Things come up, life happens, and the ideal is that parents can work together on (in writing) trades/makeups, etc. However, honesty is always the best policy, or you could find yourself with less time available with your children. And, as we mentioned in #1, children with access to social media also find out you’re lying, which sets a horrible precedent and can destroy their trust in you.
Post pictures of work or side jobs if you’ve claimed unemployment
It’s not uncommon for people who work under the table or pick up side jobs to be dishonest about their income to avoid maximum child support payments. This is a huge mistake. First, it’s dishonest and illegal. Always be honest about your employment situation and income, as digital records can come back to haunt you, and penalty payments are staggering.
Second, anyone can hire a private investigator to follow you and find out otherwise. But these days, P.I.s are needed less and less due to irresponsible social media posting. A single post that shows/mentions you at work, boasting about things you’ve bought for yourself or your new partner (when you claim to have no money), or otherwise indicates you have an income you didn’t report (or lied about) is evidence and can be used to collect back-owed support with hefty interest.
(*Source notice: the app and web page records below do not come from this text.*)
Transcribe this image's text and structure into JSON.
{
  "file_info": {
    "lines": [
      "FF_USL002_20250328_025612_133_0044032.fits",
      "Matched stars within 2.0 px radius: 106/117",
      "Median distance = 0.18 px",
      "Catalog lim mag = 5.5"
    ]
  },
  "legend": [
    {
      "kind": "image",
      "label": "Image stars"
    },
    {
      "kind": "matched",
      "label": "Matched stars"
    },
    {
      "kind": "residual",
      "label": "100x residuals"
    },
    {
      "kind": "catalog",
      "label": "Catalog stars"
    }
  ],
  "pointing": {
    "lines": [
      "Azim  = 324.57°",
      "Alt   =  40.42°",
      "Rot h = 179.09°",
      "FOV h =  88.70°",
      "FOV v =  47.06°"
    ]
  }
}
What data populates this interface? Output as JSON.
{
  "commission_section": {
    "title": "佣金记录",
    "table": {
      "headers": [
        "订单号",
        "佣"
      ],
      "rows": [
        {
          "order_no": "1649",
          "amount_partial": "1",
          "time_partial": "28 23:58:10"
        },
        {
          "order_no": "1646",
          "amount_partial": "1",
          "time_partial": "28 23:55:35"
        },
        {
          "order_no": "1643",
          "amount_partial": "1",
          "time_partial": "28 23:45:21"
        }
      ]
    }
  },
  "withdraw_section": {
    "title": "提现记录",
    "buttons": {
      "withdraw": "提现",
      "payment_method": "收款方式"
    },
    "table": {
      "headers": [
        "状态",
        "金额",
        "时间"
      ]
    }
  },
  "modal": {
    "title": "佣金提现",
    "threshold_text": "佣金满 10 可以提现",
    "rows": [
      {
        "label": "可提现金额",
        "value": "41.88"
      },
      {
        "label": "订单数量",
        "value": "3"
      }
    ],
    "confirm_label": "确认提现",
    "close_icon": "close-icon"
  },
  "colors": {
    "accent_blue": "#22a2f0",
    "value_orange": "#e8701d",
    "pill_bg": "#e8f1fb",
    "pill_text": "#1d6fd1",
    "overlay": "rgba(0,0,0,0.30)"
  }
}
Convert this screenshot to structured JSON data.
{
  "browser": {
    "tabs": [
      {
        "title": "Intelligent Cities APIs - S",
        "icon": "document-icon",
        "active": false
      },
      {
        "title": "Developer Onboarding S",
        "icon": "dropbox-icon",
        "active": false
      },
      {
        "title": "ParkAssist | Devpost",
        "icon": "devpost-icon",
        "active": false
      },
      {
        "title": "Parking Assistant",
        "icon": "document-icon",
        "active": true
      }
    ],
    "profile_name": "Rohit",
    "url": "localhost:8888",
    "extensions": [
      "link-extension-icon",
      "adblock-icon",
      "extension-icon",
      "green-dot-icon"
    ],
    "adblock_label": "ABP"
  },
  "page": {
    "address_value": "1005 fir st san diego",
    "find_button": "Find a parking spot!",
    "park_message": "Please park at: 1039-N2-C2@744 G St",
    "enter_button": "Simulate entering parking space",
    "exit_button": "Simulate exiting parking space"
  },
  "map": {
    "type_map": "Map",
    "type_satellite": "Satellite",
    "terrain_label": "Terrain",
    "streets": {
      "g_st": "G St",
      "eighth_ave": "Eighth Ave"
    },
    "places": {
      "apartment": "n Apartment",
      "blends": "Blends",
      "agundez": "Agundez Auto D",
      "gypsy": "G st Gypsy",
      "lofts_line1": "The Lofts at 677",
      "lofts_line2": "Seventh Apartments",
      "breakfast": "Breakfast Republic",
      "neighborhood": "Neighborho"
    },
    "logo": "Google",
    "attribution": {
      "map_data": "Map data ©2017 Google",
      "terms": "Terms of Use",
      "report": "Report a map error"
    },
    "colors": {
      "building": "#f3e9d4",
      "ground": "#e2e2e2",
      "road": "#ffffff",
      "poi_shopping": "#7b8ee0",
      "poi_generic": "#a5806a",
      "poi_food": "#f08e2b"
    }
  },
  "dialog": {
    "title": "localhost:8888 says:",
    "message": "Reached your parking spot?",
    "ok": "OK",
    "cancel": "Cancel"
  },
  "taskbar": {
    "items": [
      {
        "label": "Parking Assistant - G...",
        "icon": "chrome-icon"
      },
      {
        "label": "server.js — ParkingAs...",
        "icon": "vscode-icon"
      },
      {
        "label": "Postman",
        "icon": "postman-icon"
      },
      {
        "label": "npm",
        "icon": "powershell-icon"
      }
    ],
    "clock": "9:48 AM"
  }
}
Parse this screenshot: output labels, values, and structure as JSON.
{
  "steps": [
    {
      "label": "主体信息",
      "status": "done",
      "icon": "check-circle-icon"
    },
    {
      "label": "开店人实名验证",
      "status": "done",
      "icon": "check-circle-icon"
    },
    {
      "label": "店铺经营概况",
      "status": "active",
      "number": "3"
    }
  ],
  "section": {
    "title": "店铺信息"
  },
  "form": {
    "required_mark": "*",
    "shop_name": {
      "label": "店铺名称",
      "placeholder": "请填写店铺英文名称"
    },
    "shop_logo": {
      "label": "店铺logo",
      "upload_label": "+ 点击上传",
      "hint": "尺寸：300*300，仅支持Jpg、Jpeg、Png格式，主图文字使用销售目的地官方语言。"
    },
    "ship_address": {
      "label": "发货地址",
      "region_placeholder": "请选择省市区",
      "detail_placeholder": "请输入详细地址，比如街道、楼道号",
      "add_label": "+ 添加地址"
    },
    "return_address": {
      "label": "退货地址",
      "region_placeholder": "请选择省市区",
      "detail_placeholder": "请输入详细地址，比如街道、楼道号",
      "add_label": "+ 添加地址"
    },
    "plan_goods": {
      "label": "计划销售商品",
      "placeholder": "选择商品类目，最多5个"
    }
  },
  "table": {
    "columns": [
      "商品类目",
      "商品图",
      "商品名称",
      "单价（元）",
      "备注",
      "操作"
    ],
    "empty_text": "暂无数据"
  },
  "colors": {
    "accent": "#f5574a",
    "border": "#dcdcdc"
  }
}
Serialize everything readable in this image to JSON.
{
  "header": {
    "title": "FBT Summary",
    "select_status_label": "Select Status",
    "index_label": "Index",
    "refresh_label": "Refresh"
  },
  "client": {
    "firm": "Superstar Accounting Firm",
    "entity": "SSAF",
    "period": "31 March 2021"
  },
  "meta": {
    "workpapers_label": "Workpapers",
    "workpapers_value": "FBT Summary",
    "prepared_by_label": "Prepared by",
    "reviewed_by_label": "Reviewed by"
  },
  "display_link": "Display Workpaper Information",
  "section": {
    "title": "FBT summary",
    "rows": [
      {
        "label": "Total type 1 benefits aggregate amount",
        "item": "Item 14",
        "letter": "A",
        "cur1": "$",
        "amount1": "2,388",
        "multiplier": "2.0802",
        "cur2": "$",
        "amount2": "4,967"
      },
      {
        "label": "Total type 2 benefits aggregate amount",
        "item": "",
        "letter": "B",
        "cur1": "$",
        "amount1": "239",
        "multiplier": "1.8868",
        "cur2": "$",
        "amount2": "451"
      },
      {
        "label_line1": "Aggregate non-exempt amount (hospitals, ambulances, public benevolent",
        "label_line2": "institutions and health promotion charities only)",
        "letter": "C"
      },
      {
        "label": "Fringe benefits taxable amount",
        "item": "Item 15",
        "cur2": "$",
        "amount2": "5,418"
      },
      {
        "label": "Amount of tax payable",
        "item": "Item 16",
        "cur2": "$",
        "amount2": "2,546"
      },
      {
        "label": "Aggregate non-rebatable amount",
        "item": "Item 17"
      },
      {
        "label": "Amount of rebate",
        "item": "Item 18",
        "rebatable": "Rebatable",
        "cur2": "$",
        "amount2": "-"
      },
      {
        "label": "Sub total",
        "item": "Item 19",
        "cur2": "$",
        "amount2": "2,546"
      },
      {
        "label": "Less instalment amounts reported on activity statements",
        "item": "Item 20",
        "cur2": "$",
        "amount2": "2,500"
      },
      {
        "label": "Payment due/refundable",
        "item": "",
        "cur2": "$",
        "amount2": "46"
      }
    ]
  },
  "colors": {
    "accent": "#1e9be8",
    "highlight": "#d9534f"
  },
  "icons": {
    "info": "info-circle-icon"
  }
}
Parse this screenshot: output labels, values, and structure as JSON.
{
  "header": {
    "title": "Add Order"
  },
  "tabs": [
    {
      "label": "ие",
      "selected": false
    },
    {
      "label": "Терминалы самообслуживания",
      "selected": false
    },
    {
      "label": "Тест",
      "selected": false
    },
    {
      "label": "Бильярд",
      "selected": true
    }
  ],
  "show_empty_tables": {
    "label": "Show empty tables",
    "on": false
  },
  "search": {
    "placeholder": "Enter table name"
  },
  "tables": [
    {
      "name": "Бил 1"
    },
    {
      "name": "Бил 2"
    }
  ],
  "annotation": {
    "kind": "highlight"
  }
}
Post anything with your children that makes you look irresponsible
Were you and your kids swimming in a river clearly stating “no swimming due to strong current?” Did you take your child on vacation out of the state – or country – without prior written permission from their other parent? Is there a post showing you and your children at a celebration with people who are clearly drunk, high, or with paraphernalia in the background?
Anything that remotely hints that your children are not safe or are at all at risk while in your custody is solid grounds for stripping you from custody or visitation without supervision.
Tips For Social Media Posts During & After Divorce
If you’re in the process of getting divorced or fighting for child custody, there are things you can do to keep social media from working against you:
Clean up the account
Delete any posts that could be remotely incriminating, or that cast you in a negative light. Ask friends and family to do the same.
Take a break or keep things very professional
If you wouldn’t want prospective employers, your grandmother, or a police officer to see the post, don’t post it.
Google yourself with parentheses, using any potential names, nicknames, or initials, and see what shows up. You may be surprised to see photos you never knew were public. If anything could count against you, try to get it removed.
Keep all digital communication in line
We’re discussing social media in this post, but all digital communication can be used against you. That includes texts, emails, voicemails, websites, internet history, etc.
The Law Offices of Gerard A. Falzone Keeps Social Media Out Of It
Pursuing mediation, rather than litigation, is the best way to avoid social media being used against you during divorce or child custody proceedings. Mediation can save you thousands of dollars, months of wasted time, and unnecessary negative energy, and keep things on the higher road.
Contact The Law Offices of Gerard A. Falzone to learn more about moving through your divorce or child custody proceedings with as little tension, angst, or negativity as possible.